■ **Problem**:
Look through the listing below for the string "icon". Show each line where it occurs.

■ **Data excerpts**:
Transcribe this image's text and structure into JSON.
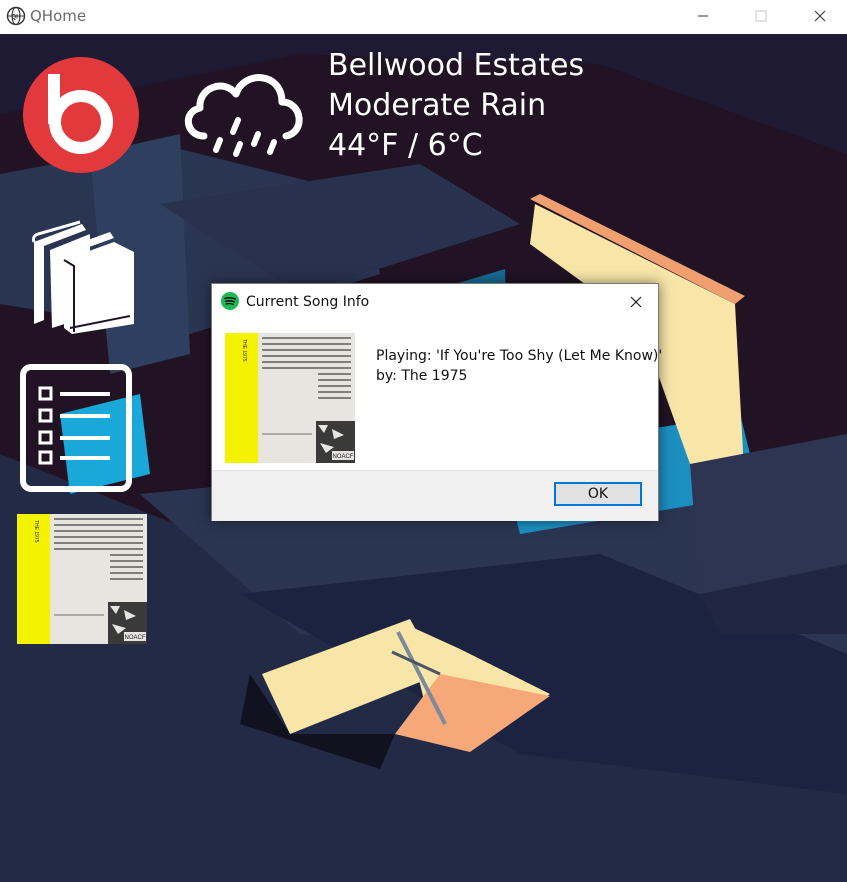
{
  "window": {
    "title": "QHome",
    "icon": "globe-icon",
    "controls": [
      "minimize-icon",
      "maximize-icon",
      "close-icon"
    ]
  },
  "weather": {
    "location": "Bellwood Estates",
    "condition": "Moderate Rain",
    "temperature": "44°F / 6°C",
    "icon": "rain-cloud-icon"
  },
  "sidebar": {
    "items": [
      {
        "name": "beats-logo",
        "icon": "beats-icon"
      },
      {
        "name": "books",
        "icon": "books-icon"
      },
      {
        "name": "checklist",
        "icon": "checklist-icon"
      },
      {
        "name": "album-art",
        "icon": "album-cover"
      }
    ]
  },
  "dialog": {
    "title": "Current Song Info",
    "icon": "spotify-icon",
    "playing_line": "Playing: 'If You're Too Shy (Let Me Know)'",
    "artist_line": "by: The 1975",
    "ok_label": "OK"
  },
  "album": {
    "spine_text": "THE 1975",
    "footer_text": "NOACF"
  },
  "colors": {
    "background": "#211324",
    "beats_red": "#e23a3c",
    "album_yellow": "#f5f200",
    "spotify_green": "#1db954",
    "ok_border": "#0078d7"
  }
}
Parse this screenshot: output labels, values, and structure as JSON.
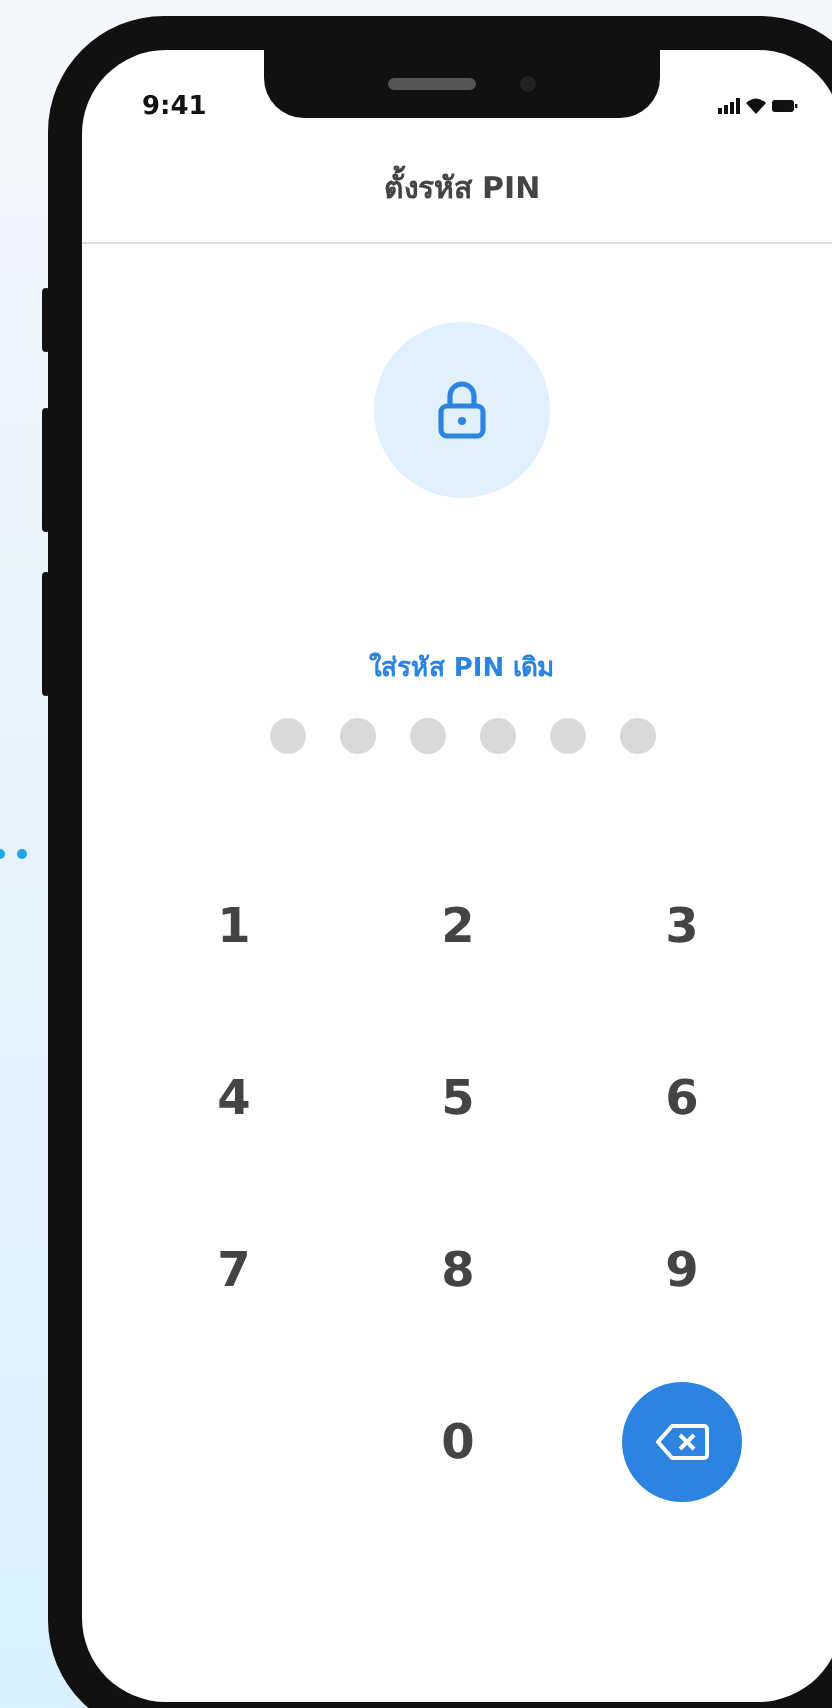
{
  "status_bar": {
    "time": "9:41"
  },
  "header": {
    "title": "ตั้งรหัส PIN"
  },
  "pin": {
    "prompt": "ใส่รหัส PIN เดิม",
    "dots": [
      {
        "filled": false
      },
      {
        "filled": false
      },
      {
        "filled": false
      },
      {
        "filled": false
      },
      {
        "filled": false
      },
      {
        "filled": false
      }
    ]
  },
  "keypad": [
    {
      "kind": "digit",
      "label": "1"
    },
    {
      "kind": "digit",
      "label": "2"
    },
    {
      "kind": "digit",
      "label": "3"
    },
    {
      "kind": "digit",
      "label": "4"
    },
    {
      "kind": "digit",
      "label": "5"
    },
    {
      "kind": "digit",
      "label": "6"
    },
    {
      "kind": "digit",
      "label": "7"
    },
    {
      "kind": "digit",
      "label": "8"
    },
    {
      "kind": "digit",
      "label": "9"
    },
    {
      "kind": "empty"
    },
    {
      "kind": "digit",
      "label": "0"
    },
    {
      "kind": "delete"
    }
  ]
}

■ **Result of this exercise**:
    "icon": "globe-icon",
      "minimize-icon",
      "maximize-icon",
      "close-icon"
    "icon": "rain-cloud-icon"
        "icon": "beats-icon"
        "icon": "books-icon"
        "icon": "checklist-icon"
        "icon": "album-cover"
    "icon": "spotify-icon",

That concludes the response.